Electronic stability control (ESC) will be required on truck tractors and certain buses manufactured on or after August 1, 2017.
In a final rule published in the June 23 Federal Register, a new Federal Motor Vehicle Safety Standard will mandate the safety feature on tractors and on buses with gross vehicle weight ratings greater than 26,000 pounds.
Petitions for reconsideration of this final rule may be submitted no later than August 7. The final rule is scheduled to take effect August 24.
The new safety standard, FMVSS 136, is designed to reduce untripped rollovers and to mitigate severe understeer or oversteer conditions that lead to loss of control. It will require the use of automatic computer-controlled braking and reduced engine torque output to achieve its objectives.
Such systems have been gaining market share on their own merit. NHTSA estimates that without the mandate, 34% of new truck tractors and 80% of new buses affected by this final rule would be equipped with ESC systems by 2018.
“We believe that, by requiring that ESC systems be installed on the rest of truck tractors and large buses, this final rule will prevent 40-56% of untripped rollover crashes and 14% of loss-of-control crashes,” the agency wrote in announcing FMVSS 136. “As a result, we expect that this final rule will prevent 1,424 to 1,759 crashes, 505 to 649 injuries, and 40 to 49 fatalities at $0.1 to $0.6 million net cost per equivalent life saved, while generating positive net benefits.”
FMVSS 136 will require ESC, rather than the less comprehensive roll-stability control.
A roll stability control (RSC) system is designed to prevent rollover by decelerating the vehicle using braking and engine torque control.
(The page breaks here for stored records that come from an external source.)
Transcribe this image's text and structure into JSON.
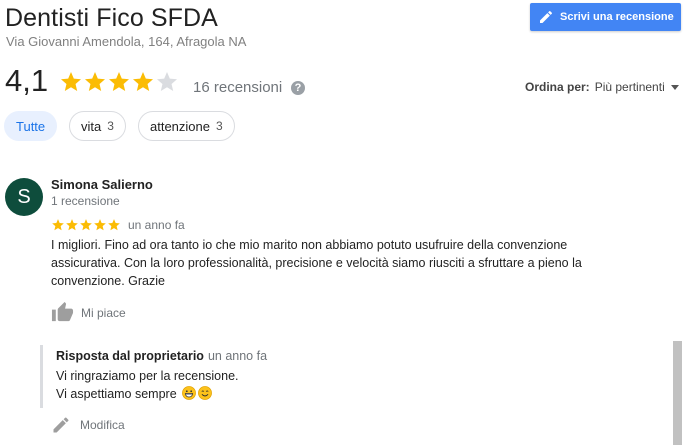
{
  "header": {
    "title": "Dentisti Fico SFDA",
    "address": "Via Giovanni Amendola, 164, Afragola NA",
    "write_review_label": "Scrivi una recensione"
  },
  "summary": {
    "rating": "4,1",
    "stars_filled": 4,
    "stars_total": 5,
    "review_count": "16 recensioni",
    "help_icon": "?"
  },
  "sort": {
    "label": "Ordina per:",
    "value": "Più pertinenti"
  },
  "filters": [
    {
      "label": "Tutte",
      "count": "",
      "active": true
    },
    {
      "label": "vita",
      "count": "3",
      "active": false
    },
    {
      "label": "attenzione",
      "count": "3",
      "active": false
    }
  ],
  "review": {
    "avatar_letter": "S",
    "avatar_color": "#0e4d3c",
    "name": "Simona Salierno",
    "subtitle": "1 recensione",
    "stars": 5,
    "time": "un anno fa",
    "text": "I migliori. Fino ad ora tanto io che mio marito non abbiamo potuto usufruire della convenzione assicurativa. Con la loro professionalità, precisione e velocità siamo riusciti a sfruttare a pieno la convenzione. Grazie",
    "like_label": "Mi piace"
  },
  "owner_reply": {
    "heading": "Risposta dal proprietario",
    "time": "un anno fa",
    "line1": "Vi ringraziamo per la recensione.",
    "line2": "Vi aspettiamo sempre",
    "emojis": [
      "grinning-face-icon",
      "smiling-face-icon"
    ],
    "edit_label": "Modifica"
  },
  "colors": {
    "accent": "#4285f4",
    "star": "#fbbc04",
    "star_empty": "#dadce0",
    "chip_active_bg": "#e8f0fe",
    "chip_active_text": "#1a73e8"
  }
}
Electronic stability control includes all of the functions of an RSC system plus the ability to mitigate severe oversteer or understeer conditions by automatically applying brake force at selected wheel-ends to help maintain directional control of a vehicle.
For details on the new rule, click here: ESC final rule.